And he has a father, a very sick old man who lives alone in the ancestral home in Clanton, Mississippi. He is known to all as Judge Atlee, a beloved and powerful official who has towered over local law and politics for forty years. No longer on the bench, the Judge has withdrawn to the Atlee mansion and become a recluse.
With the end in sight, Judge Atlee issues a summons for both sons to return home to Clanton, to discuss the details of his estate. It is typed by the Judge himself, on his handsome old stationery, and gives the date and time for Ray and Forrest to appear in his study.
Ray reluctantly heads south, to his hometown, to the place where he grew up, which he prefers now to avoid. But the family meeting does not take place. The Judge dies too soon, and in doing so leaves behind a shocking secret known only to Ray.
And perhaps someone else.
BONUS: This edition includes an excerpt from John Grisham's The Litigators.
From Publishers Weekly
© Publishers Weekly
The is the first Grisham book I read and still the best... I've read nearly all of his other books now... His story telling here motivated me to the point where I now do leisure reading, something I never enjoyed before. Do yourself a favor and check out this title. I don't think you'll be disappointed... This is an extremely vivid tale; Grisham at his best.
For the type of ending this story had, it should have ended maybe 4 chapters ahead.. Seemed very drawn out, and lacked drama. Didn't do for me what the confession or the testament did. Not a bad read at all, but it could have been better.....
Go to the library
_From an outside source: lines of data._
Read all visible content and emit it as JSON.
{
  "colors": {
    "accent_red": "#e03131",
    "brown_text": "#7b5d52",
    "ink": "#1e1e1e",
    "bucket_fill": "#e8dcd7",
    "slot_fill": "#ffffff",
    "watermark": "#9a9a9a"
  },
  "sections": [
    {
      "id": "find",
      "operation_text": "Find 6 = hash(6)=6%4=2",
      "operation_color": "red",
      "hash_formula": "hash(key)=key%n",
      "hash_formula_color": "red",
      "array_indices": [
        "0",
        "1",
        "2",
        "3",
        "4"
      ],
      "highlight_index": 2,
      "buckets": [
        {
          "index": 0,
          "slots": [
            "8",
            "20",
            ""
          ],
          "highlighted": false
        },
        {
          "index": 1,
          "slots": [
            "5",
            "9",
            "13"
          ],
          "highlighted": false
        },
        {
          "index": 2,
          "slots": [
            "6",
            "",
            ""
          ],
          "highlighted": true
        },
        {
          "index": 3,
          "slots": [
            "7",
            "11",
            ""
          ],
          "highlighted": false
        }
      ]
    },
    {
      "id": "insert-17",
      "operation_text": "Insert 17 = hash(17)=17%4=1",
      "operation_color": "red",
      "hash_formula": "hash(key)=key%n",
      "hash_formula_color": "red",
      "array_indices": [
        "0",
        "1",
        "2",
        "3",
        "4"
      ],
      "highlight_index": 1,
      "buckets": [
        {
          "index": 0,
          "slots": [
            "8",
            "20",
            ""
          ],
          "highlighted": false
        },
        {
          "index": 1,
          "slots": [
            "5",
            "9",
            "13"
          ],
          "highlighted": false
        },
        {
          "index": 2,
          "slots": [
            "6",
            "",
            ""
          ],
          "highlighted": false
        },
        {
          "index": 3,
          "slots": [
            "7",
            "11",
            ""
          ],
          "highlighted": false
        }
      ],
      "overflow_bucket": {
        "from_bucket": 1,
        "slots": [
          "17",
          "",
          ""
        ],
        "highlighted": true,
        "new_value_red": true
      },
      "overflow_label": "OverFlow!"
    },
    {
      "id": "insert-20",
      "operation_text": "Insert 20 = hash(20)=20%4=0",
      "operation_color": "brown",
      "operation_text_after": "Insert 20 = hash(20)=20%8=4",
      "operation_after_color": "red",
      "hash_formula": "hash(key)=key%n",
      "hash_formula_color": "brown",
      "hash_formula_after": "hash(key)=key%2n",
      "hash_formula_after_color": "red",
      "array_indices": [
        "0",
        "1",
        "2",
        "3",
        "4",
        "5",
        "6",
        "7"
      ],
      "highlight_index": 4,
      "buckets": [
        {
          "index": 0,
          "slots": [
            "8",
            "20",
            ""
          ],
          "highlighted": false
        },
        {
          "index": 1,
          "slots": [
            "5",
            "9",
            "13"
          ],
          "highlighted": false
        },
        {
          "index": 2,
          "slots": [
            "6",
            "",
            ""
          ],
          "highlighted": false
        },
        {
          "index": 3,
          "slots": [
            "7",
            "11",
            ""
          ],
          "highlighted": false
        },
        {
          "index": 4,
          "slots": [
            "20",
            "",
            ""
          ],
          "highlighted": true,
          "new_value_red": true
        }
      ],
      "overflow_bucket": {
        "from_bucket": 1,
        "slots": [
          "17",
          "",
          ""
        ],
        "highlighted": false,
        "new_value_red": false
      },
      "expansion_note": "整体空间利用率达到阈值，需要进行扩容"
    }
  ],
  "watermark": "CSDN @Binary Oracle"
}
John Grisham has written some of my all-time favorite books--The Firm, The Pelican Brief, The Runaway Jury, The Rainmaker (also all really good movies that run pretty true to the novel). This book would fall into Grisham's "wandering" category--he introduces some wonderful characters but all they do is wander around for awhile. One of the worst endings ever. I open a Grisham novel expecting clever characters who can think on their feet and clever twists in the plot. The first half of the book was interesting and well-written as always but then it just kind of fizzled out. I will be previewing the rest of his books from the library as I know I will never read this one again and feel a bit like I wasted my money.